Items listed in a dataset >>
# # # # #

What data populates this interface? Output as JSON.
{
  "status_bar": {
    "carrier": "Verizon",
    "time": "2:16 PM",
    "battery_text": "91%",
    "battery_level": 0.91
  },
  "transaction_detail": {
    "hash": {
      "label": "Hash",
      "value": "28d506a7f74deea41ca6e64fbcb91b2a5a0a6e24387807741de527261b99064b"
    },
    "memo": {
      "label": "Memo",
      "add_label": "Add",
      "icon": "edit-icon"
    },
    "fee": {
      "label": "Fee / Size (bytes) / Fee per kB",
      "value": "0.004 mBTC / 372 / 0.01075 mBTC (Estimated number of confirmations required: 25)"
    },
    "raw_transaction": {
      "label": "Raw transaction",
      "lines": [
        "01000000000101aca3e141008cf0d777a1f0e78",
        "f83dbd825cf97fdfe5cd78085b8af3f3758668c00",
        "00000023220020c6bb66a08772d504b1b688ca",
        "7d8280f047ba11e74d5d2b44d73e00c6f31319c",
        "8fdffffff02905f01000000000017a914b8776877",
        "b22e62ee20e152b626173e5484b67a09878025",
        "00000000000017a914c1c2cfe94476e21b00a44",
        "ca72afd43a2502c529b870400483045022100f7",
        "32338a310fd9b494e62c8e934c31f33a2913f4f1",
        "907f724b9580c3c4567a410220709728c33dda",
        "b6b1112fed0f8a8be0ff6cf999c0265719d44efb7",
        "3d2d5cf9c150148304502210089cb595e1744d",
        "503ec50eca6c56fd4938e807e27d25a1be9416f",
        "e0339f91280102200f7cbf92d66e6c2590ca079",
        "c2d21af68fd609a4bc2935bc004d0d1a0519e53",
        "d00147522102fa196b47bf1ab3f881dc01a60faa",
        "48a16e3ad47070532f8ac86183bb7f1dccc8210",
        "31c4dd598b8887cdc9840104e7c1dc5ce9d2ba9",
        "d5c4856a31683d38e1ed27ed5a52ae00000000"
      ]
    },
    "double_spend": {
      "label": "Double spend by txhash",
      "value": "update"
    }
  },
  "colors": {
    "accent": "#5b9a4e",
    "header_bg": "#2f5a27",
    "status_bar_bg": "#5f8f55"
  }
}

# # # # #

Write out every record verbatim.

What data populates this interface? Output as JSON.
{
  "status_bar": {
    "carrier": "Verizon",
    "time": "2:16 PM",
    "battery_text": "91%",
    "battery_level": 0.91
  },
  "transaction_detail": {
    "hash": {
      "label": "Hash",
      "value": "28d506a7f74deea41ca6e64fbcb91b2a5a0a6e24387807741de527261b99064b"
    },
    "memo": {
      "label": "Memo",
      "add_label": "Add",
      "icon": "edit-icon"
    },
    "fee": {
      "label": "Fee / Size (bytes) / Fee per kB",
      "value": "0.004 mBTC / 372 / 0.01075 mBTC (Estimated number of confirmations required: 25)"
    },
    "raw_transaction": {
      "label": "Raw transaction",
      "lines": [
        "01000000000101aca3e141008cf0d777a1f0e78",
        "f83dbd825cf97fdfe5cd78085b8af3f3758668c00",
        "00000023220020c6bb66a08772d504b1b688ca",
        "7d8280f047ba11e74d5d2b44d73e00c6f31319c",
        "8fdffffff02905f01000000000017a914b8776877",
        "b22e62ee20e152b626173e5484b67a09878025",
        "00000000000017a914c1c2cfe94476e21b00a44",
        "ca72afd43a2502c529b870400483045022100f7",
        "32338a310fd9b494e62c8e934c31f33a2913f4f1",
        "907f724b9580c3c4567a410220709728c33dda",
        "b6b1112fed0f8a8be0ff6cf999c0265719d44efb7",
        "3d2d5cf9c150148304502210089cb595e1744d",
        "503ec50eca6c56fd4938e807e27d25a1be9416f",
        "e0339f91280102200f7cbf92d66e6c2590ca079",
        "c2d21af68fd609a4bc2935bc004d0d1a0519e53",
        "d00147522102fa196b47bf1ab3f881dc01a60faa",
        "48a16e3ad47070532f8ac86183bb7f1dccc8210",
        "31c4dd598b8887cdc9840104e7c1dc5ce9d2ba9",
        "d5c4856a31683d38e1ed27ed5a52ae00000000"
      ]
    },
    "double_spend": {
      "label": "Double spend by txhash",
      "value": "update"
    }
  },
  "colors": {
    "accent": "#5b9a4e",
    "header_bg": "#2f5a27",
    "status_bar_bg": "#5f8f55"
  }
}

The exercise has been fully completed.